The second argument, which appeals to prophecy, gets things the wrong way around. Did the crucifixion occur because it was prophesied? Or did men prophecy of Christ’s crucifixion because it was going to occur? Moreover, the second argument seems to beg the question. Why was it necessary to prophecy that He’d suffer a brutal death? Why not prophecy natural causes or drowning?

The third argument that the cross offered a last temptation has a certain appeal, I believe, to those whose Christology focuses on the impact that Jesus’s humanity had on His mission. It is unclear, however, what purpose such extra testing might have served. He’d been tested all His life, including a face-to-face with Satan. He’d already performed the atonement, which was more painful than anything mortals could inflict on Him — everything after the atonement would have been a drop in the bucket.

The notion that a crucifixion was somehow final in a sense that it made Jesus’s death undeniable doesn’t pan out either. The New Testament does not portray the resurrected Jesus appearing to the multitudes of people that He appeared to during his mortal ministry. When the resurrection itself is so poorly documented by modern historical standards, and when the question of whether Jesus lived at all is arguable, it strikes me as a bit silly to focus on the issue of whether He was really dead.

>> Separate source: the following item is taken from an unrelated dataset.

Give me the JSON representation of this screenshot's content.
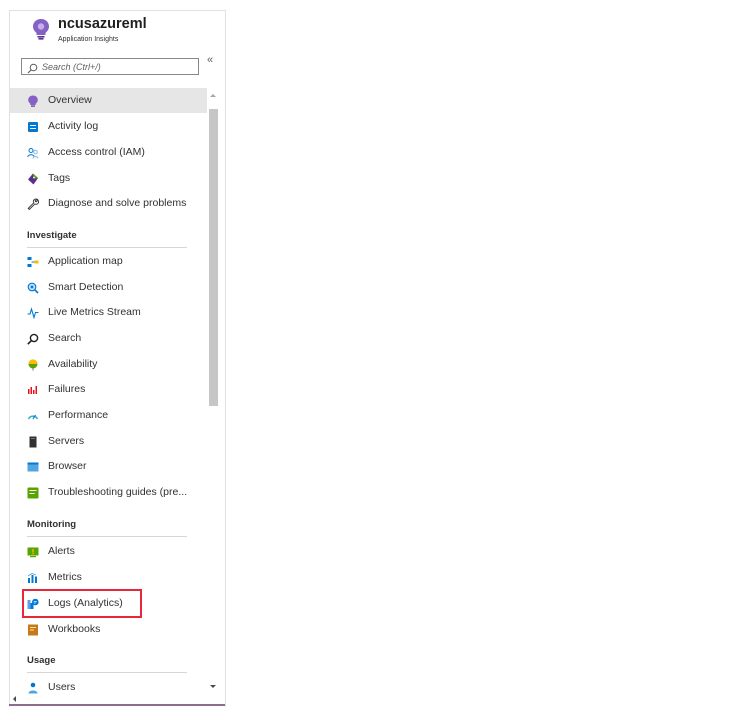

So what’s the answer? As with so much that relates to Christ, I just don’t know. Here’s my tentative (and rather rudimentary) opinion: Listen carefully to the way we Christians talk about Christ’s death, and you’ll begin to see that we need for Him to have died in the most brutally humiliating fashion imaginable. This validates our claim of His greatness by depicting a God who is forgiving enough to save a creation that would execute Him. It is what imbues the Christ tradition with it’s power, with its dramatic force.

I began writing this post about two weeks ago, and I held off publishing it because I’ve hoped to come up with more (and with more convincing) arguments for the necessity of Christ’s crucifixion. This represents everything that I can imagine, but no discussion of Jesus should be hampered by the poverty of my imagination. And as Bertrand Russell said, “no serious argument can be based on what one can or cannot imagine.” So what do you have to say? Is there any sense in which the Crucifixion was necessary? If so, why?